Typically, normal delivery or vaginal births result in shorter hospital stays, lower injection rates, and quicker recovery times. Some women will deliver a baby with no medical interventions, while others may require or request some form of intervention.
Caesarean birth is quite different from vaginal delivery. In general, a C-section is a surgical procedure that takes about 45 minutes, whereas a vaginal birth can take hours. For this type of birth, your doctor will make an incision through your abdomen and uterus to remove your baby. Once the baby is out, your doctor will cut the umbilical cord, remove the placenta, and close the incision.
Your healing and recovery from a vaginal delivery will depend on which, if any, medical procedures were performed during birth. According to the ACOG, recovery from a C-section is similar to that of any surgery. You’ll need to stay in the hospital for the first 2 to 4 days after the procedure. Moving around, including getting in and out of bed, is often difficult and quite painful.
In general, the healing and recovery time for a vaginal birth is often significantly faster than that of a C-section.
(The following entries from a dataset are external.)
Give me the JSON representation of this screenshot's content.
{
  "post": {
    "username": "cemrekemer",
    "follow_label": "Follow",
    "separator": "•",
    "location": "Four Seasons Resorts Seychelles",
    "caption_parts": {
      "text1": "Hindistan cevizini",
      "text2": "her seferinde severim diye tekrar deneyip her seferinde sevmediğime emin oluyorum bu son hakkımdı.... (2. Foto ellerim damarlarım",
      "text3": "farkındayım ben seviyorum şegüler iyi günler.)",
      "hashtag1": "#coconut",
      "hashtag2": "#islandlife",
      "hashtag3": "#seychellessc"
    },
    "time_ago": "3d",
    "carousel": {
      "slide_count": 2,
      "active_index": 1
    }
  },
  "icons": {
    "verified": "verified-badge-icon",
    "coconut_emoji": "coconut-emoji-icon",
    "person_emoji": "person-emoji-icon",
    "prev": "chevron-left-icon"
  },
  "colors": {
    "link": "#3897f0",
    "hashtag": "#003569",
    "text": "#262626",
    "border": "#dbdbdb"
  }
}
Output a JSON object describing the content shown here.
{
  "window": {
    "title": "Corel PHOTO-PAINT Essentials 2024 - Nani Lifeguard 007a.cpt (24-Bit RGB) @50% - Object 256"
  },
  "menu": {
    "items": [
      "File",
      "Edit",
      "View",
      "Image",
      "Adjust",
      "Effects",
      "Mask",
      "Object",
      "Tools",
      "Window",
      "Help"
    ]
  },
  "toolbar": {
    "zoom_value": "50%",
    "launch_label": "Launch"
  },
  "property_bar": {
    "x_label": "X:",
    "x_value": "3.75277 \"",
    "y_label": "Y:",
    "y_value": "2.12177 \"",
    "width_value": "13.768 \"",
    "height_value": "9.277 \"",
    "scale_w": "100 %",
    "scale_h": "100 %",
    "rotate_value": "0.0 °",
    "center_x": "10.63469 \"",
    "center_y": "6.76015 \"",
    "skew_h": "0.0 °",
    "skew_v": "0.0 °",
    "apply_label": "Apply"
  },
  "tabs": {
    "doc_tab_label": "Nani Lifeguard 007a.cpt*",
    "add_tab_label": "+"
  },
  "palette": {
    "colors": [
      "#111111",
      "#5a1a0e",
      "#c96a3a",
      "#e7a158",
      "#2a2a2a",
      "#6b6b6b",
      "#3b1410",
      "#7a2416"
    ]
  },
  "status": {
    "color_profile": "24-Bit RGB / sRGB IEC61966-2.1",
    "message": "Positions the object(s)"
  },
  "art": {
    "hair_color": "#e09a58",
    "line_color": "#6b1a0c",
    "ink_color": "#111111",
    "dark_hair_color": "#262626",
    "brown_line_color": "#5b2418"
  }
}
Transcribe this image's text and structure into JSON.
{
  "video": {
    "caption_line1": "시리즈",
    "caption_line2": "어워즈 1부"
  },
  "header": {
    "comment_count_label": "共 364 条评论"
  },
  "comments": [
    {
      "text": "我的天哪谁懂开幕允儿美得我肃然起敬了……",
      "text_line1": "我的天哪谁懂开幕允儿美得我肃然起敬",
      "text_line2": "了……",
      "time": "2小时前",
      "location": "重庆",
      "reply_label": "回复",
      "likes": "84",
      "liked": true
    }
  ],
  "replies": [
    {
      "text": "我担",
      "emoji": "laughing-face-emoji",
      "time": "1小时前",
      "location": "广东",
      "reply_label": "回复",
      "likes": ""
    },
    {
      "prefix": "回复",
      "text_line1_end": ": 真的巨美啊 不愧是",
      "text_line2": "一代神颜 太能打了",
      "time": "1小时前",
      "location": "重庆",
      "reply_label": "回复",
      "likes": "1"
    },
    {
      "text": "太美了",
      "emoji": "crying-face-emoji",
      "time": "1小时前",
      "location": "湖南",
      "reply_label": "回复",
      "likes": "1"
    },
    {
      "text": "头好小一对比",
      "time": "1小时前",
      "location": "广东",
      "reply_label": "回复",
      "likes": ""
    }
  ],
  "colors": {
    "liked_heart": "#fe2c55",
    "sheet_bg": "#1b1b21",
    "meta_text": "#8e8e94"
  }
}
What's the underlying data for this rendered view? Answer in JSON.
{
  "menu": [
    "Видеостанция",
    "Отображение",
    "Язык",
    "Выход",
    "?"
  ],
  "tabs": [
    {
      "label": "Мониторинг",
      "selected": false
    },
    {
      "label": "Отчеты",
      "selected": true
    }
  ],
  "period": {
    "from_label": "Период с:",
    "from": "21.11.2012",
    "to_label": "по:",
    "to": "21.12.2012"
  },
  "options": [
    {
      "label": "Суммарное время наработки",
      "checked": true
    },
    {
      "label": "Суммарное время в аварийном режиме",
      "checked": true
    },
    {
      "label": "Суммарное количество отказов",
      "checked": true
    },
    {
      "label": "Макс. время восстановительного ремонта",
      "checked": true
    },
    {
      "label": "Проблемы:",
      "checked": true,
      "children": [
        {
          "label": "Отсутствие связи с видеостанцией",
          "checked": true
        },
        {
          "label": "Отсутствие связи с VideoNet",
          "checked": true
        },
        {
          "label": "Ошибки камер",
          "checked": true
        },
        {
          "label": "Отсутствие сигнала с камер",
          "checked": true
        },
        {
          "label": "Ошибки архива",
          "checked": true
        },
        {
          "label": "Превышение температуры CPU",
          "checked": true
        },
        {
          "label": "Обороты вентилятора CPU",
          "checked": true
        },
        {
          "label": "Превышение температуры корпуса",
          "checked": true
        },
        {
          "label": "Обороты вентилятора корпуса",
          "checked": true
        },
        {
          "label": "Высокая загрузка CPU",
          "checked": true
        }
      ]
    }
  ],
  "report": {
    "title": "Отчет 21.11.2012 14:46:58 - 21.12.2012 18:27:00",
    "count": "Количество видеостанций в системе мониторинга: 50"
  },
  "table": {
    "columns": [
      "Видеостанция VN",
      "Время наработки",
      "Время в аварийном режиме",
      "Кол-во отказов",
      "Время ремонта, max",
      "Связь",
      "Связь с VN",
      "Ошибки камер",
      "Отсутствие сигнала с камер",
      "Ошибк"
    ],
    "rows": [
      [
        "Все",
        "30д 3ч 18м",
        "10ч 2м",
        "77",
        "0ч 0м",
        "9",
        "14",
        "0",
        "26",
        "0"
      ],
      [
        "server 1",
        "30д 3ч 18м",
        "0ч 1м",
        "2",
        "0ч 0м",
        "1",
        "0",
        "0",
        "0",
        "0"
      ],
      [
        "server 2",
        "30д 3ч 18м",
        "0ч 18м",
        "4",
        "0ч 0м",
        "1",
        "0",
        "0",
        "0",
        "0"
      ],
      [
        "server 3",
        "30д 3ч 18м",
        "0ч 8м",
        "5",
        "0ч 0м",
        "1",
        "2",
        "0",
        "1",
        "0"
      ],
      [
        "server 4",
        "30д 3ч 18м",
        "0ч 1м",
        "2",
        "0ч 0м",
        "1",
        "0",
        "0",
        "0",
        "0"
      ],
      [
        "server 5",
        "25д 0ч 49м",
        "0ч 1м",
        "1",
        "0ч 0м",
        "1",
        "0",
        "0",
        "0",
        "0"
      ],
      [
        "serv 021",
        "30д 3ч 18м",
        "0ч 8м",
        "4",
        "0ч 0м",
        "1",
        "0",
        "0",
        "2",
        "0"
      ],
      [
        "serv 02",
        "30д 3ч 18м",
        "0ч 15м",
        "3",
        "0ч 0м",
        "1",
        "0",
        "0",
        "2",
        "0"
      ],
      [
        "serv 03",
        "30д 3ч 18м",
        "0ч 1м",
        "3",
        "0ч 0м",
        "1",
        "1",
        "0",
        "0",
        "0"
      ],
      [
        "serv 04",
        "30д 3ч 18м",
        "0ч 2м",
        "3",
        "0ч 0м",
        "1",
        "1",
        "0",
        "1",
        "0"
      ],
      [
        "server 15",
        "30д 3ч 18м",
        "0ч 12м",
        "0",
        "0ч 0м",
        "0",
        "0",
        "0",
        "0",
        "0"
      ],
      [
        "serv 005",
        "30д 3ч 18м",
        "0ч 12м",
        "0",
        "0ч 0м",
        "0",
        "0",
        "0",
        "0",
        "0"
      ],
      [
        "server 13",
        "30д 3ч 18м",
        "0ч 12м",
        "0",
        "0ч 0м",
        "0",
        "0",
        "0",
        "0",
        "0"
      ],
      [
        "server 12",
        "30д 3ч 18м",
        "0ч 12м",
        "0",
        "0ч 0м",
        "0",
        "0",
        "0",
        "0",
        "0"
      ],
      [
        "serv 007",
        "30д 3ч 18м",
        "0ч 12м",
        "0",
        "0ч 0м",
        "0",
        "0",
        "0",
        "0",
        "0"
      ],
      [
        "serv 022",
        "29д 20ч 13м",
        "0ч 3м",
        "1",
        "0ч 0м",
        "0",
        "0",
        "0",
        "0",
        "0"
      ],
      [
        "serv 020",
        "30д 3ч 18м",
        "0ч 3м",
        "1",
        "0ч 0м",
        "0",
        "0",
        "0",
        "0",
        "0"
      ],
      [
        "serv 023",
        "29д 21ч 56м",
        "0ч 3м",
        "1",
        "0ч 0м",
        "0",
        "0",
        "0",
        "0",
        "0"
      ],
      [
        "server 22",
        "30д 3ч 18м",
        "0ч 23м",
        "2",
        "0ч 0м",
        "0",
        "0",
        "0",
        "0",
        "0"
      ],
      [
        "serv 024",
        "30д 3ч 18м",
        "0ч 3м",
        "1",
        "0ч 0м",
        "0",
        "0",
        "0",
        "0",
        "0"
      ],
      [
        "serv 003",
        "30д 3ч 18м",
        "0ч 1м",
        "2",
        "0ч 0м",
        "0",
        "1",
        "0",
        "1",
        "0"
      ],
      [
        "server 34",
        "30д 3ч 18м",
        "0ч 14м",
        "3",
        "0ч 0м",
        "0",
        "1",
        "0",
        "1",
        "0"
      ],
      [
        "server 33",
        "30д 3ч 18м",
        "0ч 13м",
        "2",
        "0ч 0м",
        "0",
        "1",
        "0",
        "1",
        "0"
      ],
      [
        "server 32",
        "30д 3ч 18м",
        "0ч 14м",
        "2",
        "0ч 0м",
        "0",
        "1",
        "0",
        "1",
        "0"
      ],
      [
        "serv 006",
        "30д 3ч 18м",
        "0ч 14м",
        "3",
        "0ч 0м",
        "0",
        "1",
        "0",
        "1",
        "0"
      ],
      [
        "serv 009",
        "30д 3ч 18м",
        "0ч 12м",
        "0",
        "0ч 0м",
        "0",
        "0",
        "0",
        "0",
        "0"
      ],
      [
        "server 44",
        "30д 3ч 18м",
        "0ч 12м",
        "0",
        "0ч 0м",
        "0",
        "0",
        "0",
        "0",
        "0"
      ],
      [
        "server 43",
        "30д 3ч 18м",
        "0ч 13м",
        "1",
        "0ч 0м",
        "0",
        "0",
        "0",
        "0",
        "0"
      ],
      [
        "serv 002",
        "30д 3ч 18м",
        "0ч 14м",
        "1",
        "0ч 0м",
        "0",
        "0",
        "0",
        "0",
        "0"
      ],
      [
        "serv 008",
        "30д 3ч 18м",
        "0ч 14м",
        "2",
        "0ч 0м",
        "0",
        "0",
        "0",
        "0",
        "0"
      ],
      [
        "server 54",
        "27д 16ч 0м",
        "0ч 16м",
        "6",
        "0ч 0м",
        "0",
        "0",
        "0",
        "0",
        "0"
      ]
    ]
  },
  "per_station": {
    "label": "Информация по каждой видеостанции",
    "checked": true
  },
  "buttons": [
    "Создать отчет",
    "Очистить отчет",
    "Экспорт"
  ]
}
Still every year, as many as 6.6 million babies are born in India through caesarean-section (c-section) surgery. The number has more than doubled in the past decade, going up from 8.5% of the total births in 2005-06 to 17.2% in 2015-16. C-section rates in rural India (12.9%) are closer to WHO recommendations, but its urban count – 28.3% – is nearly three times that. The rates hover around 50% at many private tertiary-care hospitals in Indian cities.
Why do we see this raising rate of C-section deliveries? And are C-section deliveries better than natural deliveries even though it takes a longer time to heal?
C-section deliveries certainly reduce the chances of complications and the pain of giving birth does not last for hours. Yes, you must stay in the hospital for a few more days. However, the medicines and facilities have improved enough to make the healing process much easier. So, should we normalise the rising count of c-section deliveries so that women need not go through hours of labour pain?
There have been cases of babies having problems in long normal delivery processes. However, surgery comes with its own risks – anaesthesia complications, infections, haemorrhage, scarring, injury to other organs, increased chances of respiratory distress, and the likelihood of the baby contracting autoimmune diseases and allergic ailments. C-sections also delay mother-newborn bonding and breastfeeding and increase the chances of repeat caesareans for subsequent deliveries.
Moreover, the pattern we see is that doctors in private hospitals are opting for c-section deliveries so that they can have the delivery at a time that is convenient for them. This should not be a criterion for opting for a C-section delivery. If you are opting for a c-section delivery, make sure it is not for the convenience of the doctor.
The main point is the safety and speedy recovery of the mother and baby. So, either it is normal delivery or C-section the mother and doctor should opt for what is best for their situation.